    The Turing test says nothing whatsoever about a human being's intelligence. Nothing. (It may say something about a computer program's intelligence, but nothing fundamental, which I'll get to in a moment) That's because a conversation is not, as most people seem to think, an interaction where you have an idea "inside" your head which you then translate into words, and push "outside," and which the other person then puts into his head (with some noise) and extracts its meaning.

    Instead a conversation is a two-way street where the listener is as important as the speaker. What holds it together is the background of interpretation which the listener brings to it. That's why Joseph Weizenbaum's Eliza worked. Because Eliza was introduced as a therapist to the students, they interpreted her responses in that light and did their best to make sense of it. This does NOT mean that those students are getting less intelligent. All it means is that a conversation is not what we think it is, a back-and-forth passing of ideas but something different, more collaborative in nature.

    Harold Garfinkel did some interesting research on this (there's also "Conversation Analysis," a field that was pioneered by Harvey Sacks). Here's one that I particularly like. The first table here shows how much is left out of our utterances and how the listener brings the entire background of the conversation to bear while trying to understand what the speaker says. It's just so effortless for us that we don't even notice this.

    So, to recap, the fact that someone was fooled by a cleverly written computer program into thinking that the program was a person says nothing whatsoever about the said person's intelligence. Moreover, once you understand conversations in this way, it becomes easy to see why programs like Weizenbaum's Eliza succeed. All they have to do is pass a bare minimum threshold of intelligibility and the listeners will take care of the rest.

  • _"All they have to do is pass a bare minimum threshold of intelligibility and the listeners will take care of the rest."_

    One of my pithy things to say at director's Q&As is that on his best day Steven Spielberg, at most, gives his audience 49%, and that they provide the other 51% themselves; and that since I have neither Speilberg's talent nor resources, I'm lucking if I can get up to 19%, leaving a lot of work to be done by the audience.

    I guess that puts filmmakers, AI programmers, and magicians all in the same class!

  • Michael Straight said...

    The rule about anonymity is OK if you define "danger" broadly enough. Anonymity allows people to:

    * offer "lay" advice in their field of expertise without fear of a lawsuit

    * comfort a victim of trauma by sharing a very personal traumatic story

    * ask questions about sex or some other embarrassing topic

    * put out feelers for other job opportunities when they've already got a job

    * tell jokes or make comments that are appropriate in one community but that might offend your mother or your boss or your grandma's minister or your ten-year-old nephew or your next-door neighbor

    As well as more obvious dangers like whistleblowing, criticizing powerful governments or businesses, organizing unions, voicing unpopular opinions, etc.

  • Michael Straight said...

    They say computers in Japan are more likely to pass the Turing test because the judges don't want the computer to lose face.

    But seriously, the Turing test is not about how "smart" a computer (or a person) is. It's a test of whether a computer is doing a particular kind of thinking that (so far) only humans can do. And it's a kind of thinking that humans are not always engaged in, so articles that snark about a human being "failing" a Turing test are stupid.
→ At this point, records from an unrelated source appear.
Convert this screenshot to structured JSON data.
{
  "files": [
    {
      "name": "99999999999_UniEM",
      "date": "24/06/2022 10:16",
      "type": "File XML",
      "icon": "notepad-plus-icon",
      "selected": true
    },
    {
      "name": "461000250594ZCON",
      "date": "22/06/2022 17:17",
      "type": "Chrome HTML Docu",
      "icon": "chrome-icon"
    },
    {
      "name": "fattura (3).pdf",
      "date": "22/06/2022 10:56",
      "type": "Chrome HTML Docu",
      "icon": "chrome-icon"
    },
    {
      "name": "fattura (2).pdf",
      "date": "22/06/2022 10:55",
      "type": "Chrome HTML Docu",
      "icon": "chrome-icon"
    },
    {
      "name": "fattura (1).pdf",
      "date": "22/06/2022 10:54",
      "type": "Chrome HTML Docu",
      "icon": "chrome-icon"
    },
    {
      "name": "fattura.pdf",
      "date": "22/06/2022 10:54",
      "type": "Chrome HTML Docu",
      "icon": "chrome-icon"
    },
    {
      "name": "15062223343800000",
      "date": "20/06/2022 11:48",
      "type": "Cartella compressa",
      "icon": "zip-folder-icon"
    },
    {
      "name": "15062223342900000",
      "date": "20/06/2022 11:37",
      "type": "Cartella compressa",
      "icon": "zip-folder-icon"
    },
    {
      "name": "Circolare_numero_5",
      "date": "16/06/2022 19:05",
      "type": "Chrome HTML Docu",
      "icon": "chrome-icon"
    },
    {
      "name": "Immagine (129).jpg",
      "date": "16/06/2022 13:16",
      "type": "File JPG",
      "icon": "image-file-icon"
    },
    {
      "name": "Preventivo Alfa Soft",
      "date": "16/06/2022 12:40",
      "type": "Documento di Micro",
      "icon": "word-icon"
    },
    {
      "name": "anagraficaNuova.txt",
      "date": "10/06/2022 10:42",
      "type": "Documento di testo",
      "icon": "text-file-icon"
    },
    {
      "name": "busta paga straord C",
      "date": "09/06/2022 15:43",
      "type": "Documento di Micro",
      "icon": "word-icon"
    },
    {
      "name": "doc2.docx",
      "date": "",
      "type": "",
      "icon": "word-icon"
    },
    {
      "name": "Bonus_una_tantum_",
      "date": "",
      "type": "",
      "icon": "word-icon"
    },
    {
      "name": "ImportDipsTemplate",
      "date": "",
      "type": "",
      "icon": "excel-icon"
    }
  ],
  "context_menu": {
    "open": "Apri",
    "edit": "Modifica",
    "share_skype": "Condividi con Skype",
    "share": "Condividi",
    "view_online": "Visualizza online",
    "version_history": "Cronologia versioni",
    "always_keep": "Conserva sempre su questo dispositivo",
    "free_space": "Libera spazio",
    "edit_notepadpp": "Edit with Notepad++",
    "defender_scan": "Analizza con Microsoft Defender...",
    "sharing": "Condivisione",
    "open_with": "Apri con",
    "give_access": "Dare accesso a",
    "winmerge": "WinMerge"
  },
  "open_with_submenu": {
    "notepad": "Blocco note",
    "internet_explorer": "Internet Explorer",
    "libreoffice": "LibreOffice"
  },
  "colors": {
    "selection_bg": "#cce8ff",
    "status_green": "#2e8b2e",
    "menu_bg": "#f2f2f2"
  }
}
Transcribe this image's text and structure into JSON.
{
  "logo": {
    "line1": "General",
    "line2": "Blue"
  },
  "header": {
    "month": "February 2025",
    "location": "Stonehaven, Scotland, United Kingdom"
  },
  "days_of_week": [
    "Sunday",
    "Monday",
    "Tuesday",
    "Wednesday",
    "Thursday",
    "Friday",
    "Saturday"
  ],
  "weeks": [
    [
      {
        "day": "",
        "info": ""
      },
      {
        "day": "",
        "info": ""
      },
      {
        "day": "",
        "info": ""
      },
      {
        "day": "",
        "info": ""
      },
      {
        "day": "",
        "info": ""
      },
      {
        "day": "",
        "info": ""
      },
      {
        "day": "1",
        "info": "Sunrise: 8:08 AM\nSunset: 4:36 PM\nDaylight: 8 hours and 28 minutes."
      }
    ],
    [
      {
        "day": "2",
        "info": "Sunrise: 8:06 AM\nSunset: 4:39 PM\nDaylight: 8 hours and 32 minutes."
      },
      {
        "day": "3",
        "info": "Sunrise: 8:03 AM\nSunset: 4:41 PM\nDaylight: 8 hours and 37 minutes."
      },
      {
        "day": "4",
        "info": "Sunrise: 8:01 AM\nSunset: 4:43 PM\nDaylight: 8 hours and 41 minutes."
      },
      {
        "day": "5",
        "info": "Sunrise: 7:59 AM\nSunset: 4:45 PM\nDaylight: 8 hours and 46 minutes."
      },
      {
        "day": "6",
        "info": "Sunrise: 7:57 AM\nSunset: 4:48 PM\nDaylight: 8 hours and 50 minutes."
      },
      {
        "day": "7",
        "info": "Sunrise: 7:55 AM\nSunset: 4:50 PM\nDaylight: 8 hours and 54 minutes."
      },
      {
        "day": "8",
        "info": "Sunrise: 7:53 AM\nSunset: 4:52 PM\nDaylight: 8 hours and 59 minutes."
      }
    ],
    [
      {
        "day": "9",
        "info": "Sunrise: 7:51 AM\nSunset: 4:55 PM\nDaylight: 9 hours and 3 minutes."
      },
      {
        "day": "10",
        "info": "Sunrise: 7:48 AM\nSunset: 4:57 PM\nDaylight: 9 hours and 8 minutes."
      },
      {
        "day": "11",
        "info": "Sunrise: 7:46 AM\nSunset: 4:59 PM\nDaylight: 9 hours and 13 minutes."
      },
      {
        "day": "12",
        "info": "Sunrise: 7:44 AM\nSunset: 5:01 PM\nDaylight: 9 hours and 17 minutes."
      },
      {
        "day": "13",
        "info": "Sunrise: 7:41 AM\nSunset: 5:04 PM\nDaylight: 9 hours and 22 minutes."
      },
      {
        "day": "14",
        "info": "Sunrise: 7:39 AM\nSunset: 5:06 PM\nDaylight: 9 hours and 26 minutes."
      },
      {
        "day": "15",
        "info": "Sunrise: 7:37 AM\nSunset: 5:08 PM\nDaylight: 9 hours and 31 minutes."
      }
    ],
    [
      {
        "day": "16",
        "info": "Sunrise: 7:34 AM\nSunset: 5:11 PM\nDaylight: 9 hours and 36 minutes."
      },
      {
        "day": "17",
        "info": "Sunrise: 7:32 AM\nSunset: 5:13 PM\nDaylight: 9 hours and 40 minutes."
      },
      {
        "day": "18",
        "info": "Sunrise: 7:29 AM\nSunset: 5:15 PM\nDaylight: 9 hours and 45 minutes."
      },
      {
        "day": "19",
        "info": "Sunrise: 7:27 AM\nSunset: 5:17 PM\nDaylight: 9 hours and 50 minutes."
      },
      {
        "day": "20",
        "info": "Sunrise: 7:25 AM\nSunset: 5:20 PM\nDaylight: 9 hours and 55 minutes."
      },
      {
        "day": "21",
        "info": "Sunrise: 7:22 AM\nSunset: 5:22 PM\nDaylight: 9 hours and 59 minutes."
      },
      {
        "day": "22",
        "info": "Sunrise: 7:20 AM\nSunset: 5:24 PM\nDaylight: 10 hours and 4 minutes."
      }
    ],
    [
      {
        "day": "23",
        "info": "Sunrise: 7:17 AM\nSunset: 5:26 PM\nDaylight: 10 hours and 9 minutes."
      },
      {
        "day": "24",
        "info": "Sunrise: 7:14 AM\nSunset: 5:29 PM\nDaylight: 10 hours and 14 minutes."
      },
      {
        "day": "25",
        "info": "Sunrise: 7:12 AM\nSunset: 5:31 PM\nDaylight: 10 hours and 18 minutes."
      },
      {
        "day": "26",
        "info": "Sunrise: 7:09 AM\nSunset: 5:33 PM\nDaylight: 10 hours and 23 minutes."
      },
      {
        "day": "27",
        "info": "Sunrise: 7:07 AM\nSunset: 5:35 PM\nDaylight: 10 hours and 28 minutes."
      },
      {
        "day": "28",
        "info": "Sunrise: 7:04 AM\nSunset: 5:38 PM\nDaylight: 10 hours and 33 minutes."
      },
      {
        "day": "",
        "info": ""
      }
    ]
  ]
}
I'd "fail" a driving test if I'm not in a car.

    I don't have a definition for this kind of thinking, and neither did Turing. Rather I have a conviction that in a prolonged conversation I could detect whether a computer were really doing the kind of thinking that so far only humans can do.

Post a Comment

[Basic HTML tags can be used in this comment field.]